The short walk to Taroko Gorge is from the bushwalking archives; the photos are scanned from slides (back in those days were you had think twice before taking every photo) and well before digital cameras were the norm. I visited Taroko, which means “magnificent and beautiful“ in the local Truku Aboriginal language, on a student study tour to Taiwan back in 1995. Located in Eastern Taiwan in Hualien County, Taroko was formed by the Liwu River (“River of Mist”) which cut a steep gorge through the marble and gneiss rocks.
Until the 1950s only a trail ran through Taroko Gorge, before Nationalist Army soldiers contructed the Central Cross-Island Highway from 1956 to 1960. The “highway”, which is really a narrow and winding mountain road, runs through the whole Taroko Gorge. Some parts of the highway have since been re-routed through new tunnels, and part of the old highway retained as walking trails.
A short Taroko Gorge walk
At the western end of Taroko Gorge is the village of Tiansiang (Tienhshiang), from where a number of hiking trails start. A tall pagoda (Tianfeng Pagoda) and a temple sit high on a hill overlooking Tiansiang, which can be reached via a suspension bridge. There are a multitude of hiking trails throughout Taroko National Park – today we only have time for a short walk across the suspenspion bridge to Tianfeng Pagoda.
As well as vantage points from the old highway, there are multiple hiking trails that provide views of the spectacular gorge:
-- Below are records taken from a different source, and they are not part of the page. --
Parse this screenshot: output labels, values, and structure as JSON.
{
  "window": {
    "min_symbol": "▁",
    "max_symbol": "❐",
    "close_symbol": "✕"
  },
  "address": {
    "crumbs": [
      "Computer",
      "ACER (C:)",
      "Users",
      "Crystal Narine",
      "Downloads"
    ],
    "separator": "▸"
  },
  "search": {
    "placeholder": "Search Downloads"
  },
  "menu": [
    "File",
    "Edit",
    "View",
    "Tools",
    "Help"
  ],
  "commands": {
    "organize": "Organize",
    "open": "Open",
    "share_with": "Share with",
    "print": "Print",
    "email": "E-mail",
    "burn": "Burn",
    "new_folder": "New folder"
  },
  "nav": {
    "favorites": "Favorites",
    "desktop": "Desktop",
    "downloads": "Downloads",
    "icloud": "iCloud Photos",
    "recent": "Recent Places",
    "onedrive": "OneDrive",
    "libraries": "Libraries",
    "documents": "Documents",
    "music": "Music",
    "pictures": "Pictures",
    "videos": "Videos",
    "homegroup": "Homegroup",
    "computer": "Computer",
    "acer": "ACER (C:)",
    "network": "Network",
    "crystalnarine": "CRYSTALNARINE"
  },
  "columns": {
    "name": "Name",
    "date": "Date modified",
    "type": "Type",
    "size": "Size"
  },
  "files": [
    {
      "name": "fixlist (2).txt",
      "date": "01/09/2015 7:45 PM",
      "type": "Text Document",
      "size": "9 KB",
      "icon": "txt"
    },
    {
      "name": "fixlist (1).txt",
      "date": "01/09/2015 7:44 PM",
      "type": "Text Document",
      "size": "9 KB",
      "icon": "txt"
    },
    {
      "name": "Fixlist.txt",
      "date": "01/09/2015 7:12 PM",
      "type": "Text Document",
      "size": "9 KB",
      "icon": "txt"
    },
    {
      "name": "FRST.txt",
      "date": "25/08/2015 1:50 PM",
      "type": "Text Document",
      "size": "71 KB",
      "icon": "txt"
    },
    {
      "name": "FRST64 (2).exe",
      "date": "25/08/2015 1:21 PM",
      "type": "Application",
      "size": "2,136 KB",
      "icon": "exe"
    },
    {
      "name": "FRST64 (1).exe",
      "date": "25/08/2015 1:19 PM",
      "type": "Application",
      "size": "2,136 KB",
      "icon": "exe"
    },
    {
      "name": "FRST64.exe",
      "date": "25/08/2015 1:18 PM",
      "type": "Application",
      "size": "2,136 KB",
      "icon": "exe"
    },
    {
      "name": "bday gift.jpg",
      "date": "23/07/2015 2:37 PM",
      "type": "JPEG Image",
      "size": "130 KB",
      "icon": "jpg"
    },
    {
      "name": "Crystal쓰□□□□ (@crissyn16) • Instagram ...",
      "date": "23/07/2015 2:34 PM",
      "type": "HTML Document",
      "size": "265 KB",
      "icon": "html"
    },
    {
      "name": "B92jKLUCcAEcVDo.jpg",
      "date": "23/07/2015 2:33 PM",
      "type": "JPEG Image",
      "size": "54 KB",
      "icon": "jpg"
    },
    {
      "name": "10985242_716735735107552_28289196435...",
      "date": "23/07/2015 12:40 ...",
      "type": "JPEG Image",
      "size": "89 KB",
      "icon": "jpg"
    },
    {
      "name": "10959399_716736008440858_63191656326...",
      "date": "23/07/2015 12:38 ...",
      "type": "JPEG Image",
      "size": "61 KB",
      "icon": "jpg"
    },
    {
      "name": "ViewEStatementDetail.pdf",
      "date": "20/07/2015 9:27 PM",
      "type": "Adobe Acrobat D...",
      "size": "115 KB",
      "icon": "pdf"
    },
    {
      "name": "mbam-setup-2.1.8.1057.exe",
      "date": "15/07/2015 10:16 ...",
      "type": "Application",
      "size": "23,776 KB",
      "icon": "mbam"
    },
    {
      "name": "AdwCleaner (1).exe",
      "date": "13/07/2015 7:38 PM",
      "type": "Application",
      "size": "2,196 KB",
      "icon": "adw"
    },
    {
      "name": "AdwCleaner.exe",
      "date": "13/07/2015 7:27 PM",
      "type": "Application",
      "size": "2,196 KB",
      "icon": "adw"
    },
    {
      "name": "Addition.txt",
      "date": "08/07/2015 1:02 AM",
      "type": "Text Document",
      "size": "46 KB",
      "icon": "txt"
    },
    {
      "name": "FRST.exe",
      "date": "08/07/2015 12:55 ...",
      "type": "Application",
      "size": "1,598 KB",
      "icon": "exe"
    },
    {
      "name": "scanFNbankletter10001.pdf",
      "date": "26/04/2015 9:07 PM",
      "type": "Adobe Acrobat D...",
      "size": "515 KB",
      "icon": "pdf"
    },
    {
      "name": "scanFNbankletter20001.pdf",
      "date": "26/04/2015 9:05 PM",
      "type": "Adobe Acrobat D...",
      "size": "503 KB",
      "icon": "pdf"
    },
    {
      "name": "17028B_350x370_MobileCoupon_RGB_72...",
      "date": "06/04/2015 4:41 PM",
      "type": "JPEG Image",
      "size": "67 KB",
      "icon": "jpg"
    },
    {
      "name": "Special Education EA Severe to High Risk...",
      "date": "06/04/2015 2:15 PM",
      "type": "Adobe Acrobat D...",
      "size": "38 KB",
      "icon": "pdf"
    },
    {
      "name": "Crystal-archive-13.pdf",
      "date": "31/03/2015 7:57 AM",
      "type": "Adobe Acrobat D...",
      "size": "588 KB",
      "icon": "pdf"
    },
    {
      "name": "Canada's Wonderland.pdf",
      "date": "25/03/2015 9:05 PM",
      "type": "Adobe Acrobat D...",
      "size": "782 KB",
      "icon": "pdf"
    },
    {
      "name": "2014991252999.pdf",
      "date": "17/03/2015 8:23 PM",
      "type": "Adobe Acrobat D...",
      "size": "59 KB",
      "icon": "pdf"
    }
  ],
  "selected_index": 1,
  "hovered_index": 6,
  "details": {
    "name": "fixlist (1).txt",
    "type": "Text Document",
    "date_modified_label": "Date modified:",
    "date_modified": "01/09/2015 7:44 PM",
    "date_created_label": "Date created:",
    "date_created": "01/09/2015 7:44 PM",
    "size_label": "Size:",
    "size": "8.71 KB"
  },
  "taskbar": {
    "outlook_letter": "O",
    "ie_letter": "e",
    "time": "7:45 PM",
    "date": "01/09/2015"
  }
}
- Yanzikou Trail (Swallow Grotto Trail) – 1.4km. Follows part of the old highway along some of the narrowest, deepest and swiftest, sections of the Liwu River. A very popular trail with limited parking at both ends of the trail. More info.
- Baiyang Waterfall Trail – 2.1km. A scenic and easy trail that passes through seven tunnels along the gorge before reaching the impressive, tiered Baiyang Waterfall. More info.
- Shakadang Trail (Mysterious Valley Trail) – 4.1km (one-way). Another popular trail that’s built along the edge of the gorge. More info.
- Lushui-Wenshan Trail – 5.5km (one-way). A rougher, more demanding and much less trafficked trail along part of the gorge and the surrounding subtropical forest. Access to the trail is a bit tricky and a permit is required. More info.
- Zhuilu Old Trail (Jhuilu Old Trail) – 6km. A narrow walking track carved into the side of a cliff, well above the gorge. Numbers restricted and online permit required. More info.
When to visit Taroko Gorge?
Taroko National Park has a tropical rainforest climate with has a rainy (summer) and dry season (winter), but temperatures vary by elevation and it can snow in winter on the highest mountains. Average rainfall is around two metres per year, with the rainiest months occurring from June to September. The high mountains of the park also receive the full force of typhoons, which generally occur between July and September. Winter is drier, but you’ll need to be prepared for cold weather on the higher trails.